Air and water pollution have plagued China in recent decades as the East Asian country has powered its way to being the world’s second-largest economy. Growing up in smog-blanketed cities like Beijing, some Chinese children have never seen the stars at night, or a blue sky, or a white cloud. Many city dwellers wear masks when they venture outdoors. Tourists have their photos taken against backdrops of a scenic cityscape to conceal the real, polluted skyline.
In early March an exposé of China’s pollution problems titled Under the Dome went viral on China’s internet. Produced by Chai Jing, a former anchor on Chinese state-run television, the documentary received more than 200 million hits. It was even praised by China’s environmental minister, Chen Jining, who likened it to Silent Spring, the book by Rachel Carson that helped launch the environmental movement in the United States a half century ago.
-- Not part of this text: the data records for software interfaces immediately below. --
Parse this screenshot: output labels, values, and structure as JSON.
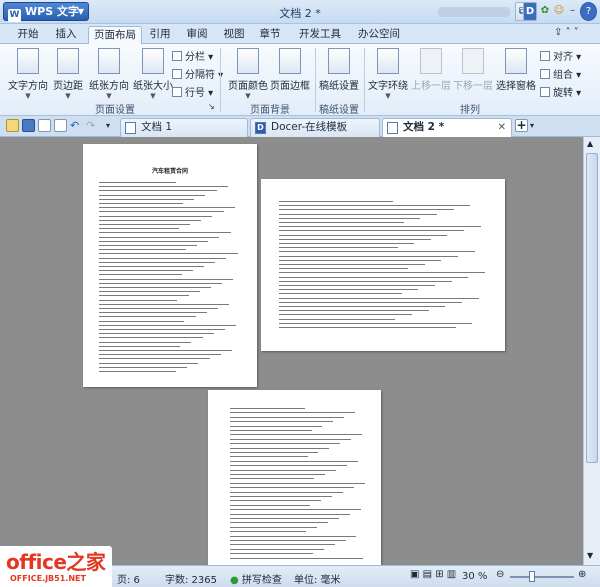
{
  "app": {
    "name": "WPS 文字",
    "title": "文档 2 *"
  },
  "menu_tabs": [
    "开始",
    "插入",
    "页面布局",
    "引用",
    "审阅",
    "视图",
    "章节",
    "开发工具",
    "办公空间"
  ],
  "active_tab": "页面布局",
  "ribbon": {
    "page_setup": {
      "group_label": "页面设置",
      "buttons": [
        "文字方向",
        "页边距",
        "纸张方向",
        "纸张大小"
      ],
      "small": [
        "分栏",
        "分隔符",
        "行号"
      ]
    },
    "page_background": {
      "group_label": "页面背景",
      "buttons": [
        "页面颜色",
        "页面边框"
      ]
    },
    "manuscript": {
      "group_label": "稿纸设置",
      "buttons": [
        "稿纸设置"
      ]
    },
    "arrange": {
      "group_label": "排列",
      "buttons": [
        "文字环绕",
        "上移一层",
        "下移一层",
        "选择窗格"
      ],
      "small": [
        "对齐",
        "组合",
        "旋转"
      ]
    }
  },
  "doc_tabs": [
    {
      "label": "文档 1",
      "active": false
    },
    {
      "label": "Docer-在线模板",
      "active": false
    },
    {
      "label": "文档 2 *",
      "active": true
    }
  ],
  "pages": {
    "title_page1": "汽车租赁合同"
  },
  "status": {
    "page": "页: 6",
    "words": "字数: 2365",
    "spellcheck": "拼写检查",
    "unit": "单位: 毫米",
    "zoom": "30 %",
    "zoom_level": 0.3
  },
  "watermark": {
    "line1": "office之家",
    "line2": "OFFICE.JB51.NET"
  },
  "colors": {
    "accent": "#2a5fb0",
    "workspace": "#8d8d8d",
    "ribbon": "#e3edf8"
  }
}
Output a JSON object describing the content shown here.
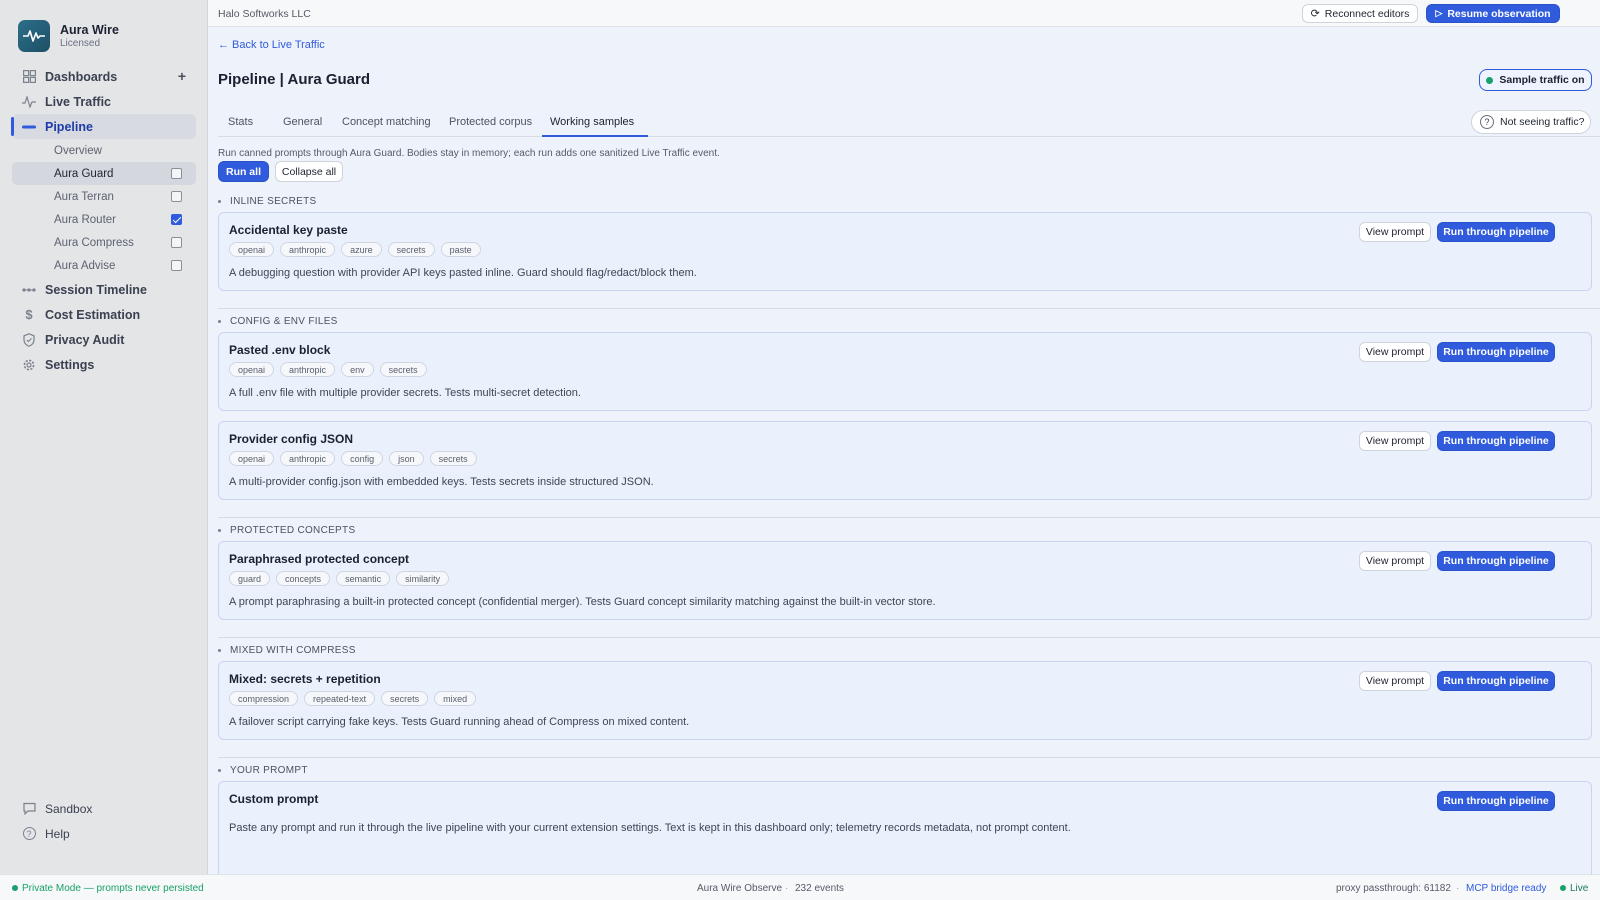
{
  "brand": {
    "name": "Aura Wire",
    "license": "Licensed"
  },
  "sidebar": {
    "items": [
      {
        "label": "Dashboards",
        "icon": "grid-icon"
      },
      {
        "label": "Live Traffic",
        "icon": "activity-icon"
      },
      {
        "label": "Pipeline",
        "icon": "pipeline-icon"
      },
      {
        "label": "Session Timeline",
        "icon": "timeline-icon"
      },
      {
        "label": "Cost Estimation",
        "icon": "dollar-icon"
      },
      {
        "label": "Privacy Audit",
        "icon": "shield-icon"
      },
      {
        "label": "Settings",
        "icon": "gear-icon"
      }
    ],
    "pipeline_sub": [
      {
        "label": "Overview"
      },
      {
        "label": "Aura Guard",
        "checked": false
      },
      {
        "label": "Aura Terran",
        "checked": false
      },
      {
        "label": "Aura Router",
        "checked": true
      },
      {
        "label": "Aura Compress",
        "checked": false
      },
      {
        "label": "Aura Advise",
        "checked": false
      }
    ],
    "bottom": [
      {
        "label": "Sandbox",
        "icon": "chat-icon"
      },
      {
        "label": "Help",
        "icon": "help-icon"
      }
    ]
  },
  "topbar": {
    "org": "Halo Softworks LLC",
    "reconnect": "Reconnect editors",
    "resume": "Resume observation"
  },
  "page": {
    "back": "← Back to Live Traffic",
    "title": "Pipeline | Aura Guard",
    "sample_toggle": "Sample traffic on",
    "not_seeing": "Not seeing traffic?",
    "tabs": [
      "Stats",
      "General",
      "Concept matching",
      "Protected corpus",
      "Working samples"
    ],
    "active_tab": "Working samples",
    "description": "Run canned prompts through Aura Guard. Bodies stay in memory; each run adds one sanitized Live Traffic event.",
    "run_all": "Run all",
    "collapse_all": "Collapse all",
    "view_prompt": "View prompt",
    "run_pipeline": "Run through pipeline"
  },
  "sections": [
    {
      "title": "INLINE SECRETS",
      "samples": [
        {
          "title": "Accidental key paste",
          "tags": [
            "openai",
            "anthropic",
            "azure",
            "secrets",
            "paste"
          ],
          "desc": "A debugging question with provider API keys pasted inline. Guard should flag/redact/block them."
        }
      ]
    },
    {
      "title": "CONFIG & ENV FILES",
      "samples": [
        {
          "title": "Pasted .env block",
          "tags": [
            "openai",
            "anthropic",
            "env",
            "secrets"
          ],
          "desc": "A full .env file with multiple provider secrets. Tests multi-secret detection."
        },
        {
          "title": "Provider config JSON",
          "tags": [
            "openai",
            "anthropic",
            "config",
            "json",
            "secrets"
          ],
          "desc": "A multi-provider config.json with embedded keys. Tests secrets inside structured JSON."
        }
      ]
    },
    {
      "title": "PROTECTED CONCEPTS",
      "samples": [
        {
          "title": "Paraphrased protected concept",
          "tags": [
            "guard",
            "concepts",
            "semantic",
            "similarity"
          ],
          "desc": "A prompt paraphrasing a built-in protected concept (confidential merger). Tests Guard concept similarity matching against the built-in vector store."
        }
      ]
    },
    {
      "title": "MIXED WITH COMPRESS",
      "samples": [
        {
          "title": "Mixed: secrets + repetition",
          "tags": [
            "compression",
            "repeated-text",
            "secrets",
            "mixed"
          ],
          "desc": "A failover script carrying fake keys. Tests Guard running ahead of Compress on mixed content."
        }
      ]
    },
    {
      "title": "YOUR PROMPT",
      "samples": [
        {
          "title": "Custom prompt",
          "tags": [],
          "desc": "Paste any prompt and run it through the live pipeline with your current extension settings. Text is kept in this dashboard only; telemetry records metadata, not prompt content."
        }
      ]
    }
  ],
  "statusbar": {
    "privacy": "Private Mode — prompts never persisted",
    "app": "Aura Wire Observe",
    "events": "232 events",
    "proxy": "proxy passthrough: 61182",
    "mcp": "MCP bridge ready",
    "live": "Live"
  },
  "colors": {
    "accent": "#2f5bdc",
    "live": "#1aa06b",
    "card_bg": "#eaf0fc"
  }
}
But the level of attention to the government’s ineffectiveness in combatting pollution apparently became too inconvenient for China’s rulers. As the annual meeting of the Communist Party–controlled National People’s Congress got under way in early March, the censors were ordered to step in and block the film. In seconds, it was gone from the Internet. Hopefully for the Chinese people, its message won’t disappear from the minds of those who saw it.
Image credit: © Imaginechina via AP Images
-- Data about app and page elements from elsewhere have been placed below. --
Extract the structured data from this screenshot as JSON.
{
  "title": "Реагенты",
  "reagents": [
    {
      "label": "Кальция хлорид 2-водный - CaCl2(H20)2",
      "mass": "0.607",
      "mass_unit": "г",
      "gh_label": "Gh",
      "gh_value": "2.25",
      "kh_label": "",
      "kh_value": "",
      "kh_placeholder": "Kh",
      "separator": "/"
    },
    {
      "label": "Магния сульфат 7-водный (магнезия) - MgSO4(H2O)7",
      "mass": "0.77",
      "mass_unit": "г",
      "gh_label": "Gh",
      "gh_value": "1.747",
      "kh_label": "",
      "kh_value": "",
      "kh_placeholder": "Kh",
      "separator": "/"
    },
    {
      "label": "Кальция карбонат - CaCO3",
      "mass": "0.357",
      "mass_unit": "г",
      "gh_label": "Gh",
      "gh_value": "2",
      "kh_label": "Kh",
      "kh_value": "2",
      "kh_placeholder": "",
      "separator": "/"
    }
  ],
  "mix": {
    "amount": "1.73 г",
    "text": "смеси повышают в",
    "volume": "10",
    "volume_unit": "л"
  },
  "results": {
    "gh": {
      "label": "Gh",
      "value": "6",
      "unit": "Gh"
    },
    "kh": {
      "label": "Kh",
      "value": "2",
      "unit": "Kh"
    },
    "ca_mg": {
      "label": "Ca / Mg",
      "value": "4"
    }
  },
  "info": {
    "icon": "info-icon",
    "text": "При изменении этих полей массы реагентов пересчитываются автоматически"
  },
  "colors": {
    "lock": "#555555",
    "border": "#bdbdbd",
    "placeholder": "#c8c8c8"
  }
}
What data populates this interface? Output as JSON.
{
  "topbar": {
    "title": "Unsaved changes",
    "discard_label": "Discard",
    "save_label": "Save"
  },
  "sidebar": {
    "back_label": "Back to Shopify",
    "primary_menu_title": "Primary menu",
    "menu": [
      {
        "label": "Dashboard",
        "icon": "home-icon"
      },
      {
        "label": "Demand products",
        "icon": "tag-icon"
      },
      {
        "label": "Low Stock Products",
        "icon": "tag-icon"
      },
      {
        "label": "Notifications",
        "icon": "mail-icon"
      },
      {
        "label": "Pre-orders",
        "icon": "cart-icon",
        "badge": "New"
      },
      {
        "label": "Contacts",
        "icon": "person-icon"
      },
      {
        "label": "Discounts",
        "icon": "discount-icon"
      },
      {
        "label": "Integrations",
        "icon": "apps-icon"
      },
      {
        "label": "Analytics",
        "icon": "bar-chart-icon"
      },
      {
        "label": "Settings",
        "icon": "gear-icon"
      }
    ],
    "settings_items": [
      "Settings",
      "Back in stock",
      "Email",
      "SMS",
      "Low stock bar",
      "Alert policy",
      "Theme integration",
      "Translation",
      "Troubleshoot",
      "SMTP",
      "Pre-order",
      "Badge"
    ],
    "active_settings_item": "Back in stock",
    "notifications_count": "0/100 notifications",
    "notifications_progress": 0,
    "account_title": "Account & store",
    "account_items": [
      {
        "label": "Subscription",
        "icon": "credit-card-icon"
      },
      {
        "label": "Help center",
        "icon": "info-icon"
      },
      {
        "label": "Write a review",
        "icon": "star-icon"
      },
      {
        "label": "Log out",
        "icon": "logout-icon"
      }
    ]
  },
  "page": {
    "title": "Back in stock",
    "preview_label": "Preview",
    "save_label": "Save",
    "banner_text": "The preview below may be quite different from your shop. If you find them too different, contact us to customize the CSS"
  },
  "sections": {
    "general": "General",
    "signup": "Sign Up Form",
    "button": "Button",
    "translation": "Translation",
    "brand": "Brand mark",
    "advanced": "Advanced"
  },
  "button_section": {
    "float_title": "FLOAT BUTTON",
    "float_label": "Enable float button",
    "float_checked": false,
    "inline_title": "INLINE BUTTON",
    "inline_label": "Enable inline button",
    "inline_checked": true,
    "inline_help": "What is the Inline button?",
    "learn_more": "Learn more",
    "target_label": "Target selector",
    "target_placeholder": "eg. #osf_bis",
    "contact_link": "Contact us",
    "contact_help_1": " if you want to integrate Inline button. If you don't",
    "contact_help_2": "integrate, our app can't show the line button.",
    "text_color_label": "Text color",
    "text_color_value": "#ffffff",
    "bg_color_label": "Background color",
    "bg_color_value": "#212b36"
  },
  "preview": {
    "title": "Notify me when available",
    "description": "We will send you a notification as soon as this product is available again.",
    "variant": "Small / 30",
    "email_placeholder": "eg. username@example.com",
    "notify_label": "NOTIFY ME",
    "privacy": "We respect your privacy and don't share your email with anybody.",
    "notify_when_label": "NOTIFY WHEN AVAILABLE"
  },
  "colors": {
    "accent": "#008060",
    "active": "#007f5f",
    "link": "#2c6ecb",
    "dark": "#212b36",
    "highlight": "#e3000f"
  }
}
- Pollution Film Too Popular for Beijing’s Comfort
This article tells how a documentary titled Under the Dome has stirred up China’s environmental crisis.
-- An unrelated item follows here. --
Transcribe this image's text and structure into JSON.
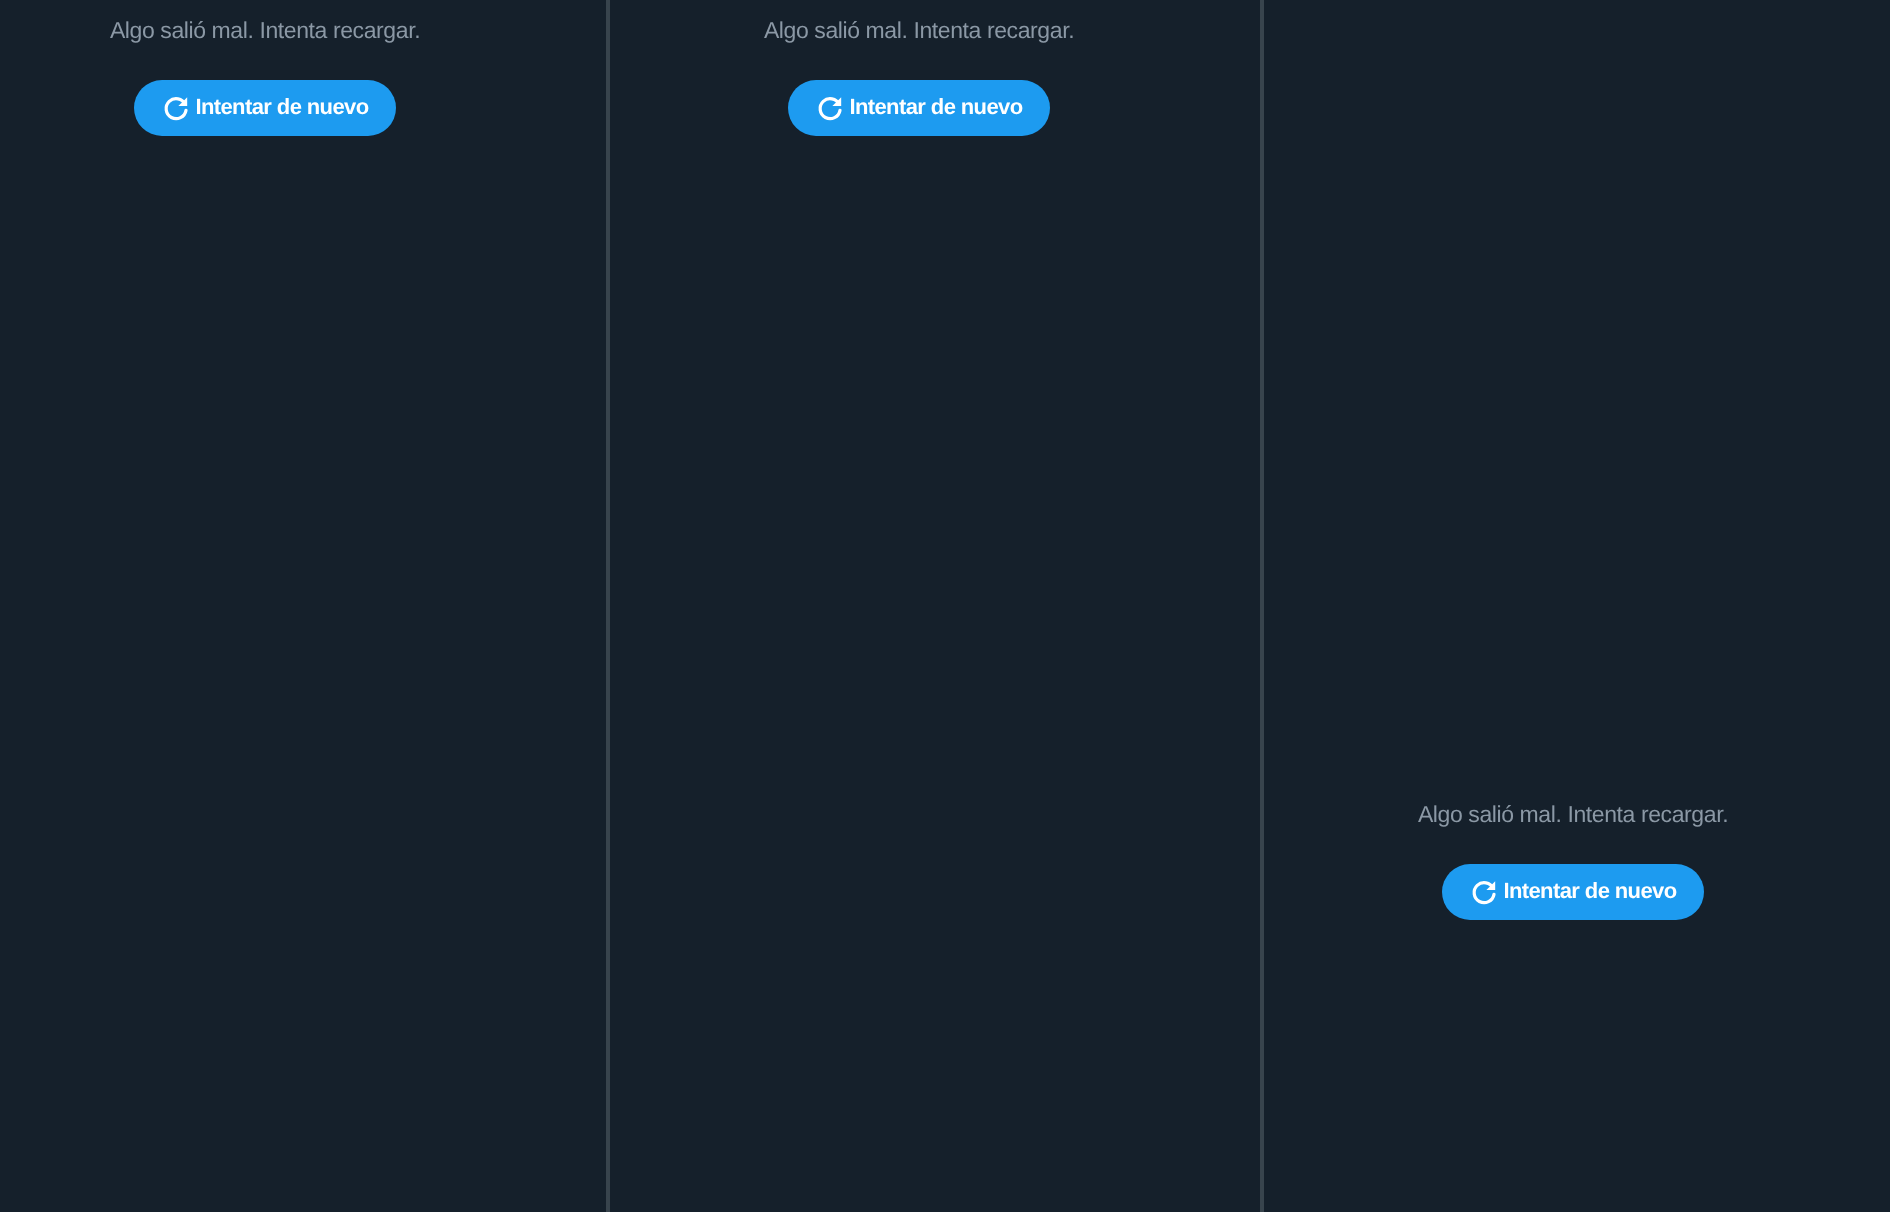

(Source: Wall Street Journal, March 17, 2015)
- Under the Dome: Watch the Viral Video Documentary about Pollution That Is Scaring the Chinese Government
This Australian news site has made celebrity journalist Chiai Jing’s film Under the Dome, on China’s perilous pollution, available online.
(Source: Sydney Morning Herald, March 8, 2015)
- 20+ Shocking Photos Showing How Bad Pollution in China Has Become
One picture is worth all the words in this current events posting.
(Source: boredpanda.com, February 6, 2015)
- Chinese Premier Vows Tougher Regulation on Air Pollution
This article covers the official Chinese response of to the renewed alarm over the country’s toxic pollution and the government’s failure to address it.
(Source: New York Times, March 15, 2015)